Using the records below, report how many lines hold "show", with no extra text.

DATASET RECORDS Start Marker

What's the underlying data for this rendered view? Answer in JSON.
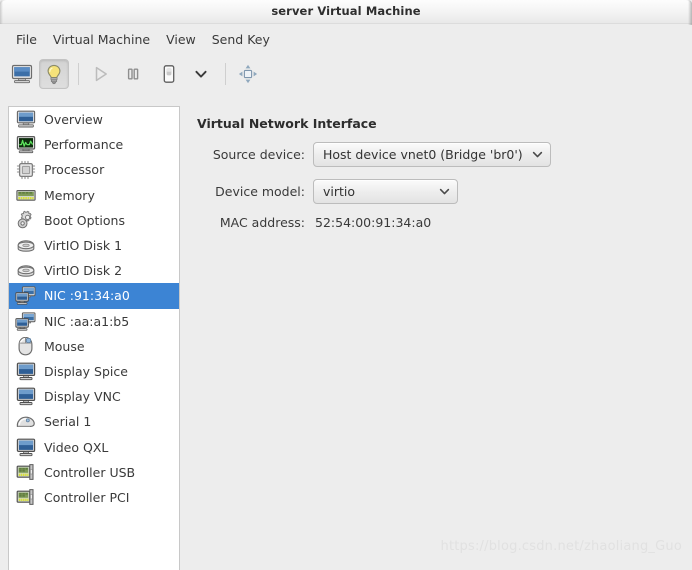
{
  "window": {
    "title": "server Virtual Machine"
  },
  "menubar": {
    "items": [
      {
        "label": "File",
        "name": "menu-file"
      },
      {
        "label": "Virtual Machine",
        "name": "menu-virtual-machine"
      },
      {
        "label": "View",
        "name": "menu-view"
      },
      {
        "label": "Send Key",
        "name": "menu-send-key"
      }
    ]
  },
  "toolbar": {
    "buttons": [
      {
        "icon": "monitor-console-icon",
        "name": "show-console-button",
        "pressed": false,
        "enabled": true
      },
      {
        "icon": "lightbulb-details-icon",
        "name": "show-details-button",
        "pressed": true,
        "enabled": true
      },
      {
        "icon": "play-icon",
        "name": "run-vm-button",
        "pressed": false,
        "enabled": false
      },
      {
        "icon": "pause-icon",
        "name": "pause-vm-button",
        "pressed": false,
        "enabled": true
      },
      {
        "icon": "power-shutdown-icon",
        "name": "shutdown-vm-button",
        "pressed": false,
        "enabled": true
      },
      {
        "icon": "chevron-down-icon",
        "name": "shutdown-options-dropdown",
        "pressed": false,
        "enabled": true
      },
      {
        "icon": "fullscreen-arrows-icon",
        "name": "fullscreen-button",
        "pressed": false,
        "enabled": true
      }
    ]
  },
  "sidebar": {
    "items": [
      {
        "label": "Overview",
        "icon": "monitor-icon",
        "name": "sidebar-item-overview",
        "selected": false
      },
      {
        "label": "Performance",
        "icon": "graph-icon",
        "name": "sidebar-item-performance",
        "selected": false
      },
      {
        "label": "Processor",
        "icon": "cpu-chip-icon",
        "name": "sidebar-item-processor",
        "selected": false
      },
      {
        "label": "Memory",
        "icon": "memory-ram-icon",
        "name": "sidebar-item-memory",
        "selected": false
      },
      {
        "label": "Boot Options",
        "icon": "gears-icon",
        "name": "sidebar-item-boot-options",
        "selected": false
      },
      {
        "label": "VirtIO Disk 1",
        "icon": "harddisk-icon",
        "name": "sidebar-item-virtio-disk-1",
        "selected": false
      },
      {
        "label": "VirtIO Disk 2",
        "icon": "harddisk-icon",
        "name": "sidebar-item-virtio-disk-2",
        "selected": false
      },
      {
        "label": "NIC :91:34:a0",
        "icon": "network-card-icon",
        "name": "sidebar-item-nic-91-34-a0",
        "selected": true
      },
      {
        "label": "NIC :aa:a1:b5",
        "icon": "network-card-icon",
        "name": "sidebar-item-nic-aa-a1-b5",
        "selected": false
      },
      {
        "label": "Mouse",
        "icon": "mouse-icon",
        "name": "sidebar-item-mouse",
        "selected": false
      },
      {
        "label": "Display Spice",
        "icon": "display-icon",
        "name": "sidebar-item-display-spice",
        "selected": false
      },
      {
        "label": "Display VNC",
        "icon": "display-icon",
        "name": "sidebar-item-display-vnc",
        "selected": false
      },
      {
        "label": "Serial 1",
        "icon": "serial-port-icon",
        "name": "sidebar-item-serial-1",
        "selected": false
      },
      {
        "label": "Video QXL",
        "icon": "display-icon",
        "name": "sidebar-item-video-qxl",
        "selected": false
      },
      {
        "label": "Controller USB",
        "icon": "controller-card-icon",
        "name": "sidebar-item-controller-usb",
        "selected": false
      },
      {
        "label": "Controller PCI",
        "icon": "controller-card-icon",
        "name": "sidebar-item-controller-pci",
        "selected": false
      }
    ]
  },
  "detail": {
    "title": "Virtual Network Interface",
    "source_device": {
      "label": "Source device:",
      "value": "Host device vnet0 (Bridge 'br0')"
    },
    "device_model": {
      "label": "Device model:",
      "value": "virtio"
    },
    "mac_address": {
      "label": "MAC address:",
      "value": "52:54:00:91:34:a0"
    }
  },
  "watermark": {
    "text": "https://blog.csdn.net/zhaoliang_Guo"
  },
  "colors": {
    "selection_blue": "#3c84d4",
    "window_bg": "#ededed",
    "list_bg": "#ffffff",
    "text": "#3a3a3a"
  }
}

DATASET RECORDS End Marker
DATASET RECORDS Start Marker

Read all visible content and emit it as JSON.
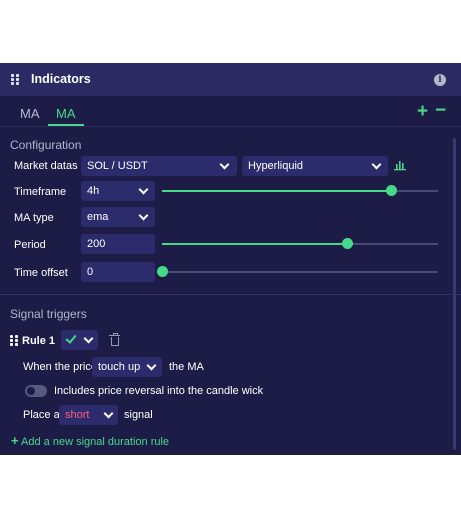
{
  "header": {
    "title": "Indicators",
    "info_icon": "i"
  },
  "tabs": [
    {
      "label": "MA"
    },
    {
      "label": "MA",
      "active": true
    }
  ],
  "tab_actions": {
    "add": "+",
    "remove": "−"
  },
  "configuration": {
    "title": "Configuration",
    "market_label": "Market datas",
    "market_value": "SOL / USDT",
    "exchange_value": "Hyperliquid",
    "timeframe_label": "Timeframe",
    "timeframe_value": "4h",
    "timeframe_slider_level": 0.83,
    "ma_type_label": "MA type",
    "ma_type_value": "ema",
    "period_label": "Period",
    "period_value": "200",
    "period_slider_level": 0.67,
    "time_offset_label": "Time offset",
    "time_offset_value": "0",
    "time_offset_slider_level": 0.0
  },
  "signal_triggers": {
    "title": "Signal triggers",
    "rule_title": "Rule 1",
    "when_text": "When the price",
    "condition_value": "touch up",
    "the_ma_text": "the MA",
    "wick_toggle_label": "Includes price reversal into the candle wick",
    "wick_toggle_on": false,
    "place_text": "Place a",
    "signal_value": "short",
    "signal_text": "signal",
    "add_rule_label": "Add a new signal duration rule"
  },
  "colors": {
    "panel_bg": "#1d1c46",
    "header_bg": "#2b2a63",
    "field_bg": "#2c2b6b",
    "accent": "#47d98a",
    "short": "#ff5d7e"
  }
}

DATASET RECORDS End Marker

TASK ANSWER — 2